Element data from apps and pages
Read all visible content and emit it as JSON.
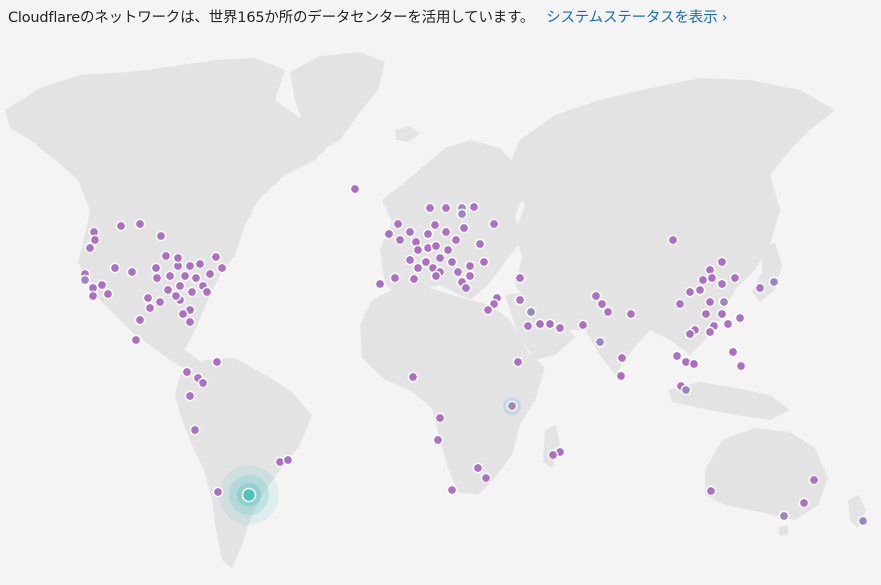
{
  "header": {
    "text": "Cloudflareのネットワークは、世界165か所のデータセンターを活用しています。",
    "link": "システムステータスを表示 ›"
  },
  "colors": {
    "background": "#f4f4f4",
    "land": "#e3e3e3",
    "datacenter": "#ad6fc4",
    "datacenter_alt": "#9a86c2",
    "highlight": "#4fc4bf",
    "link": "#1a6db5"
  },
  "map": {
    "icon": "datacenter-dot-icon"
  }
}
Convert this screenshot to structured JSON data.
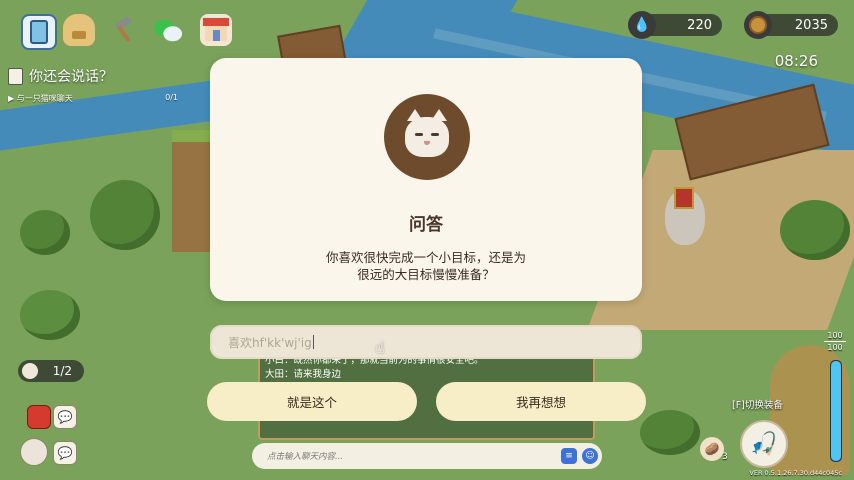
{
  "hud": {
    "top_icons": [
      "phone-icon",
      "backpack-icon",
      "hammer-icon",
      "chat-bubbles-icon",
      "shop-icon"
    ],
    "water": "220",
    "coins": "2035",
    "timer": "08:26"
  },
  "quest": {
    "title": "你还会说话？",
    "subtitle": "与一只猫咪聊天",
    "progress": "0/1"
  },
  "dialog": {
    "title": "问答",
    "question_line1": "你喜欢很快完成一个小目标，还是为",
    "question_line2": "很远的大目标慢慢准备？"
  },
  "answer_input": {
    "value": "喜欢hf'kk'wj'ig"
  },
  "buttons": {
    "confirm": "就是这个",
    "rethink": "我再想想"
  },
  "chat": {
    "lines": [
      "小白：既然你都来了，那就当前为的事情很安全吧。",
      "大田：请来我身边",
      "",
      "",
      "",
      "猫猫：新朋友在哪呀？去看看。"
    ],
    "input_placeholder": "点击输入聊天内容..."
  },
  "pager": "1/2",
  "equip_hint": "[F]切换装备",
  "energy": {
    "current": "100",
    "max": "100",
    "fill_fraction": 1.0
  },
  "bag_count": "3",
  "version": "VER 0.5.1.26.7.30.d44c045c",
  "colors": {
    "card_bg": "#fbf6ec",
    "button_bg": "#f7eec7",
    "avatar_bg": "#6e4b2c",
    "river": "#4fa4de",
    "grass": "#8fc06a"
  }
}
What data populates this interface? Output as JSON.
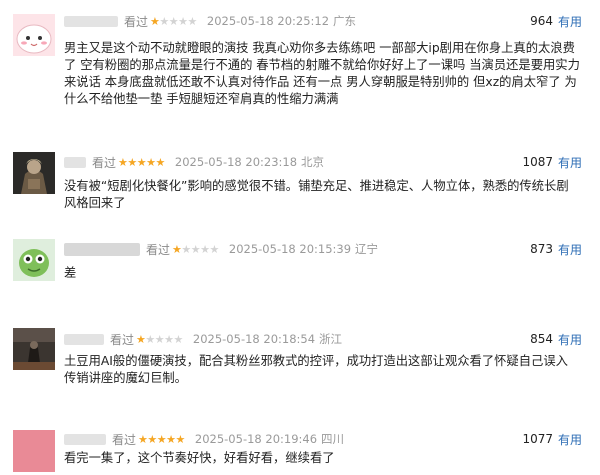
{
  "reviews": [
    {
      "watched": "看过",
      "rating": 1,
      "time": "2025-05-18 20:25:12",
      "location": "广东",
      "votes": "964",
      "useful_label": "有用",
      "content": "男主又是这个动不动就瞪眼的演技 我真心劝你多去练练吧 一部部大ip剧用在你身上真的太浪费了 空有粉圈的那点流量是行不通的 春节档的射雕不就给你好好上了一课吗 当演员还是要用实力来说话 本身底盘就低还敢不认真对待作品 还有一点 男人穿朝服是特别帅的 但xz的肩太窄了 为什么不给他垫一垫 手短腿短还窄肩真的性缩力满满"
    },
    {
      "watched": "看过",
      "rating": 5,
      "time": "2025-05-18 20:23:18",
      "location": "北京",
      "votes": "1087",
      "useful_label": "有用",
      "content": "没有被“短剧化快餐化”影响的感觉很不错。铺垫充足、推进稳定、人物立体，熟悉的传统长剧风格回来了"
    },
    {
      "watched": "看过",
      "rating": 1,
      "time": "2025-05-18 20:15:39",
      "location": "辽宁",
      "votes": "873",
      "useful_label": "有用",
      "content": "差"
    },
    {
      "watched": "看过",
      "rating": 1,
      "time": "2025-05-18 20:18:54",
      "location": "浙江",
      "votes": "854",
      "useful_label": "有用",
      "content": "土豆用AI般的僵硬演技，配合其粉丝邪教式的控评，成功打造出这部让观众看了怀疑自己误入传销讲座的魔幻巨制。"
    },
    {
      "watched": "看过",
      "rating": 5,
      "time": "2025-05-18 20:19:46",
      "location": "四川",
      "votes": "1077",
      "useful_label": "有用",
      "content": "看完一集了，这个节奏好快，好看好看，继续看了"
    }
  ],
  "avatars": [
    "cartoon-blob-avatar",
    "armored-character-avatar",
    "green-cartoon-avatar",
    "dark-figure-avatar",
    "pink-square-avatar"
  ]
}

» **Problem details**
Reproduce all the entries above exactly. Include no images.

» **Task answer**
Read all visible content and emit it as JSON.
{
  "header": {
    "text": "Cloudflareのネットワークは、世界165か所のデータセンターを活用しています。",
    "link": "システムステータスを表示 ›"
  },
  "colors": {
    "background": "#f4f4f4",
    "land": "#e3e3e3",
    "datacenter": "#ad6fc4",
    "datacenter_alt": "#9a86c2",
    "highlight": "#4fc4bf",
    "link": "#1a6db5"
  },
  "map": {
    "icon": "datacenter-dot-icon"
  }
}
Convert this screenshot to structured JSON data.
{
  "hud": {
    "top_icons": [
      "phone-icon",
      "backpack-icon",
      "hammer-icon",
      "chat-bubbles-icon",
      "shop-icon"
    ],
    "water": "220",
    "coins": "2035",
    "timer": "08:26"
  },
  "quest": {
    "title": "你还会说话？",
    "subtitle": "与一只猫咪聊天",
    "progress": "0/1"
  },
  "dialog": {
    "title": "问答",
    "question_line1": "你喜欢很快完成一个小目标，还是为",
    "question_line2": "很远的大目标慢慢准备？"
  },
  "answer_input": {
    "value": "喜欢hf'kk'wj'ig"
  },
  "buttons": {
    "confirm": "就是这个",
    "rethink": "我再想想"
  },
  "chat": {
    "lines": [
      "小白：既然你都来了，那就当前为的事情很安全吧。",
      "大田：请来我身边",
      "",
      "",
      "",
      "猫猫：新朋友在哪呀？去看看。"
    ],
    "input_placeholder": "点击输入聊天内容..."
  },
  "pager": "1/2",
  "equip_hint": "[F]切换装备",
  "energy": {
    "current": "100",
    "max": "100",
    "fill_fraction": 1.0
  },
  "bag_count": "3",
  "version": "VER 0.5.1.26.7.30.d44c045c",
  "colors": {
    "card_bg": "#fbf6ec",
    "button_bg": "#f7eec7",
    "avatar_bg": "#6e4b2c",
    "river": "#4fa4de",
    "grass": "#8fc06a"
  }
}
What data populates this interface? Output as JSON.
{
  "reviews": [
    {
      "watched": "看过",
      "rating": 1,
      "time": "2025-05-18 20:25:12",
      "location": "广东",
      "votes": "964",
      "useful_label": "有用",
      "content": "男主又是这个动不动就瞪眼的演技 我真心劝你多去练练吧 一部部大ip剧用在你身上真的太浪费了 空有粉圈的那点流量是行不通的 春节档的射雕不就给你好好上了一课吗 当演员还是要用实力来说话 本身底盘就低还敢不认真对待作品 还有一点 男人穿朝服是特别帅的 但xz的肩太窄了 为什么不给他垫一垫 手短腿短还窄肩真的性缩力满满"
    },
    {
      "watched": "看过",
      "rating": 5,
      "time": "2025-05-18 20:23:18",
      "location": "北京",
      "votes": "1087",
      "useful_label": "有用",
      "content": "没有被“短剧化快餐化”影响的感觉很不错。铺垫充足、推进稳定、人物立体，熟悉的传统长剧风格回来了"
    },
    {
      "watched": "看过",
      "rating": 1,
      "time": "2025-05-18 20:15:39",
      "location": "辽宁",
      "votes": "873",
      "useful_label": "有用",
      "content": "差"
    },
    {
      "watched": "看过",
      "rating": 1,
      "time": "2025-05-18 20:18:54",
      "location": "浙江",
      "votes": "854",
      "useful_label": "有用",
      "content": "土豆用AI般的僵硬演技，配合其粉丝邪教式的控评，成功打造出这部让观众看了怀疑自己误入传销讲座的魔幻巨制。"
    },
    {
      "watched": "看过",
      "rating": 5,
      "time": "2025-05-18 20:19:46",
      "location": "四川",
      "votes": "1077",
      "useful_label": "有用",
      "content": "看完一集了，这个节奏好快，好看好看，继续看了"
    }
  ],
  "avatars": [
    "cartoon-blob-avatar",
    "armored-character-avatar",
    "green-cartoon-avatar",
    "dark-figure-avatar",
    "pink-square-avatar"
  ]
}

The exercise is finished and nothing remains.